The Labor Department won’t accept worker pay data broken down by race, sex, and ethnicity from the Equal Employment Opportunity Commission, saying that information isn’t necessary for it to flag potential discrimination at federal contractor worksites.
By court order, the EEOC is collecting pay data from employers for the first time in the agency’s history as part of an annual workforce diversity survey, known as the EEO-1. Worker advocates swiftly criticized the move by the DOL’s Office of Federal Contract Compliance Programs, which audits government contractors and has sued companies like
“By deciding to ignore the EEO-1 pay data before the historic collection of this data has even been completed, the Trump Administration makes it clear that its priority is protecting employers from scrutiny rather than enforcing pay discrimination laws,” said Emily Martin, Vice President for Education & Workplace Justice at the National Women’s Law Center, one of the groups that sued the Trump administration in 2017 to revive the collection. “This is a willful head-in-the-sand approach that overwhelmingly impacts women—particularly women of color—who deserve much more.”

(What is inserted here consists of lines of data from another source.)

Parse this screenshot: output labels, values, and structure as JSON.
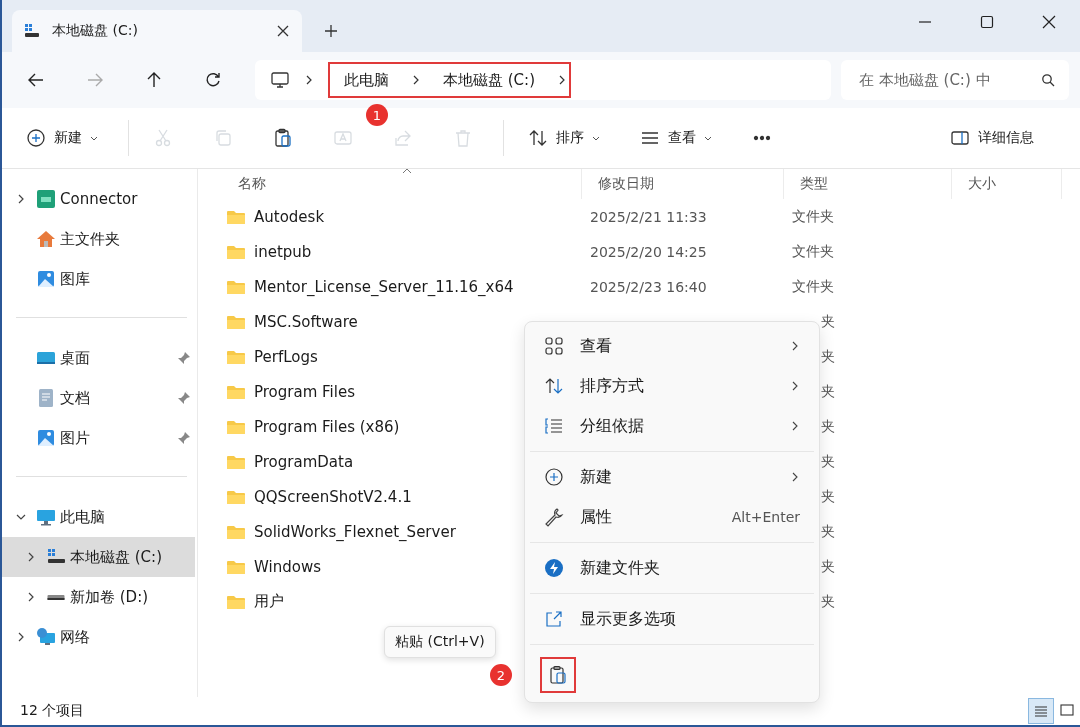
{
  "tab": {
    "title": "本地磁盘 (C:)"
  },
  "breadcrumb": [
    "此电脑",
    "本地磁盘 (C:)"
  ],
  "search": {
    "placeholder": "在 本地磁盘 (C:) 中"
  },
  "toolbar": [
    {
      "kind": "new",
      "label": "新建",
      "disabled": false
    },
    {
      "kind": "cut",
      "disabled": true
    },
    {
      "kind": "copy",
      "disabled": true
    },
    {
      "kind": "paste",
      "disabled": false
    },
    {
      "kind": "rename",
      "disabled": true
    },
    {
      "kind": "share",
      "disabled": true
    },
    {
      "kind": "delete",
      "disabled": true
    },
    {
      "kind": "sort",
      "label": "排序",
      "disabled": false
    },
    {
      "kind": "view",
      "label": "查看",
      "disabled": false
    },
    {
      "kind": "more",
      "disabled": false
    }
  ],
  "details_button": "详细信息",
  "sidebar": {
    "groups": [
      [
        {
          "kind": "connector",
          "label": "Connector",
          "expanded": false,
          "pinned": false,
          "selected": false
        },
        {
          "kind": "home",
          "label": "主文件夹",
          "pinned": false,
          "selected": false
        },
        {
          "kind": "gallery",
          "label": "图库",
          "pinned": false,
          "selected": false
        }
      ],
      [
        {
          "kind": "desktop",
          "label": "桌面",
          "pinned": true,
          "selected": false
        },
        {
          "kind": "documents",
          "label": "文档",
          "pinned": true,
          "selected": false
        },
        {
          "kind": "pictures",
          "label": "图片",
          "pinned": true,
          "selected": false
        }
      ],
      [
        {
          "kind": "pc",
          "label": "此电脑",
          "expanded": true,
          "pinned": false,
          "selected": false,
          "children": [
            {
              "kind": "drive-c",
              "label": "本地磁盘 (C:)",
              "expanded": false,
              "pinned": false,
              "selected": true
            },
            {
              "kind": "drive",
              "label": "新加卷 (D:)",
              "expanded": false,
              "pinned": false,
              "selected": false
            }
          ]
        },
        {
          "kind": "network",
          "label": "网络",
          "expanded": false,
          "pinned": false,
          "selected": false
        }
      ]
    ]
  },
  "table": {
    "columns": [
      "名称",
      "修改日期",
      "类型",
      "大小"
    ],
    "rows": [
      {
        "name": "Autodesk",
        "date": "2025/2/21 11:33",
        "type": "文件夹"
      },
      {
        "name": "inetpub",
        "date": "2025/2/20 14:25",
        "type": "文件夹"
      },
      {
        "name": "Mentor_License_Server_11.16_x64",
        "date": "2025/2/23 16:40",
        "type": "文件夹"
      },
      {
        "name": "MSC.Software",
        "type": "夹"
      },
      {
        "name": "PerfLogs",
        "type": "夹"
      },
      {
        "name": "Program Files",
        "type": "夹"
      },
      {
        "name": "Program Files (x86)",
        "type": "夹"
      },
      {
        "name": "ProgramData",
        "type": "夹"
      },
      {
        "name": "QQScreenShotV2.4.1",
        "type": "夹"
      },
      {
        "name": "SolidWorks_Flexnet_Server",
        "type": "夹"
      },
      {
        "name": "Windows",
        "type": "夹"
      },
      {
        "name": "用户",
        "type": "夹"
      }
    ]
  },
  "context_menu": {
    "groups": [
      [
        {
          "kind": "view",
          "label": "查看",
          "submenu": true
        },
        {
          "kind": "sort",
          "label": "排序方式",
          "submenu": true
        },
        {
          "kind": "group",
          "label": "分组依据",
          "submenu": true
        }
      ],
      [
        {
          "kind": "new",
          "label": "新建",
          "submenu": true
        },
        {
          "kind": "properties",
          "label": "属性",
          "shortcut": "Alt+Enter",
          "submenu": false
        }
      ],
      [
        {
          "kind": "new-folder",
          "label": "新建文件夹",
          "submenu": false
        }
      ],
      [
        {
          "kind": "more",
          "label": "显示更多选项",
          "submenu": false
        }
      ]
    ],
    "paste_tooltip": "粘贴 (Ctrl+V)"
  },
  "annotations": [
    "1",
    "2"
  ],
  "status_bar": {
    "count": "12 个项目",
    "views": [
      {
        "kind": "details",
        "selected": true
      },
      {
        "kind": "tiles",
        "selected": false
      }
    ]
  }
}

The OFCCP’s decision potentially could allay concerns previously expressed by employers that the pay data they turn over to the EEOC could be publicly exposed through Freedom of Information Act requests.

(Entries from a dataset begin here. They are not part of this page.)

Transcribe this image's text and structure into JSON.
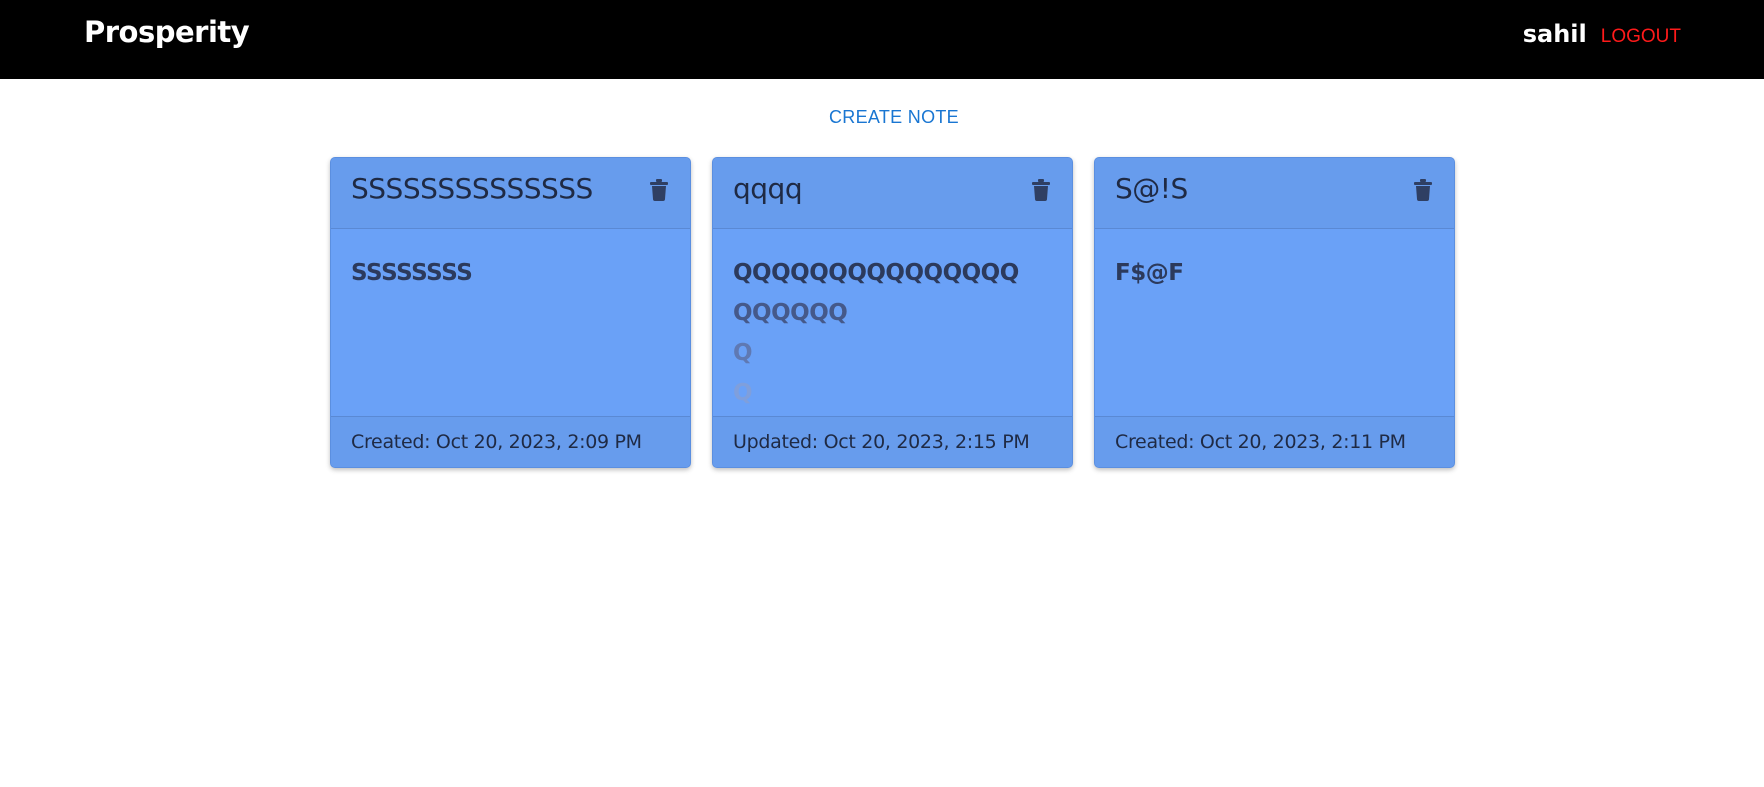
{
  "navbar": {
    "brand": "Prosperity",
    "username": "sahil",
    "logout_label": "LOGOUT"
  },
  "actions": {
    "create_note_label": "CREATE NOTE"
  },
  "notes": [
    {
      "title": "SSSSSSSSSSSSSS",
      "body_lines": [
        "SSSSSSSS"
      ],
      "footer": "Created: Oct 20, 2023, 2:09 PM",
      "icon": "trash-icon"
    },
    {
      "title": "qqqq",
      "body_lines": [
        "QQQQQQQQQQQQQQQ",
        "QQQQQQ",
        "Q",
        "Q"
      ],
      "footer": "Updated: Oct 20, 2023, 2:15 PM",
      "icon": "trash-icon"
    },
    {
      "title": "S@!S",
      "body_lines": [
        "F$@F"
      ],
      "footer": "Created: Oct 20, 2023, 2:11 PM",
      "icon": "trash-icon"
    }
  ],
  "colors": {
    "navbar_bg": "#000000",
    "logout": "#ff1a1a",
    "create_note": "#1976d2",
    "card_bg": "#6aa1f7"
  }
}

The office has been used as a backdoor method of accessing EEO-1 data through FOIA requests in the past, because the EEOC won’t disclose the information. Journalists and other parties have used the data to see a company’s diversity and inclusion metrics, but the OFCCP has disagreed over what information can be shielded from FOIA requests.

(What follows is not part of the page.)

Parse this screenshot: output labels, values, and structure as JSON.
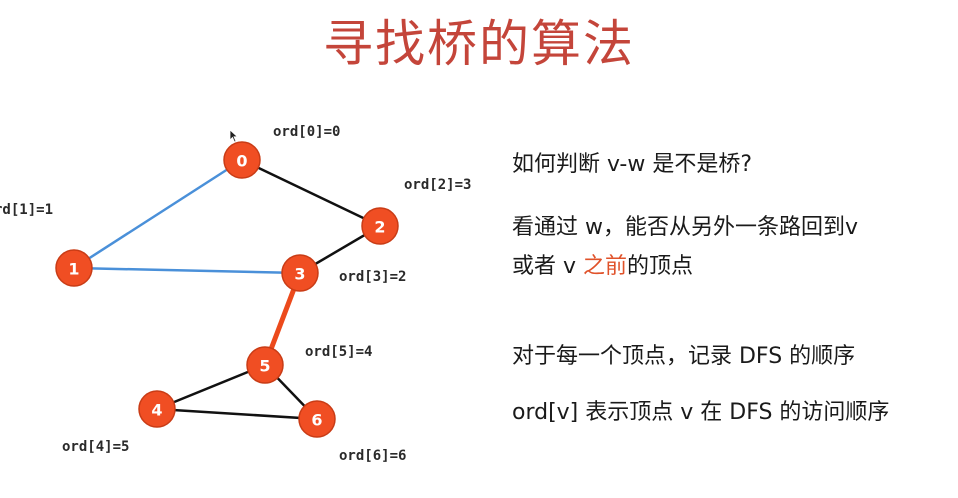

The commission has shared EEO-1 diversity data with the OFCCP in the past, “to avoid duplicative information collections and minimize the burden on employers,” according to a Nov. 22 Federal Register notice. But the OFCCP now says the pay data isn’t specific enough, though it still will accept the diversity information.
The agency acknowledged that the pay data could be useful when neutrally scheduling federal contractors for review, but said it isn’t detailed enough to analyze for pay inequities among similar employees, as required by Title VII of the 1964 Civil Rights Act.
“OFCCP receives up-to-date, employee-level pay data from contractors that are selected for compliance evaluations,” the agency said. “Therefore, OFCCP does not need the EEO-1 Component 2 pay data for that purpose.”
John Fox, a management-side attorney with Fox, Wang & Morgan and a former Reagan-era OFCCP official, agreed that “the data are worthless to discrimination investigators.” Fox has worked with the OFCCP on a number of bias cases.
The EEOC declined to comment, and the OFCCP didn’t respond to a request for a comment.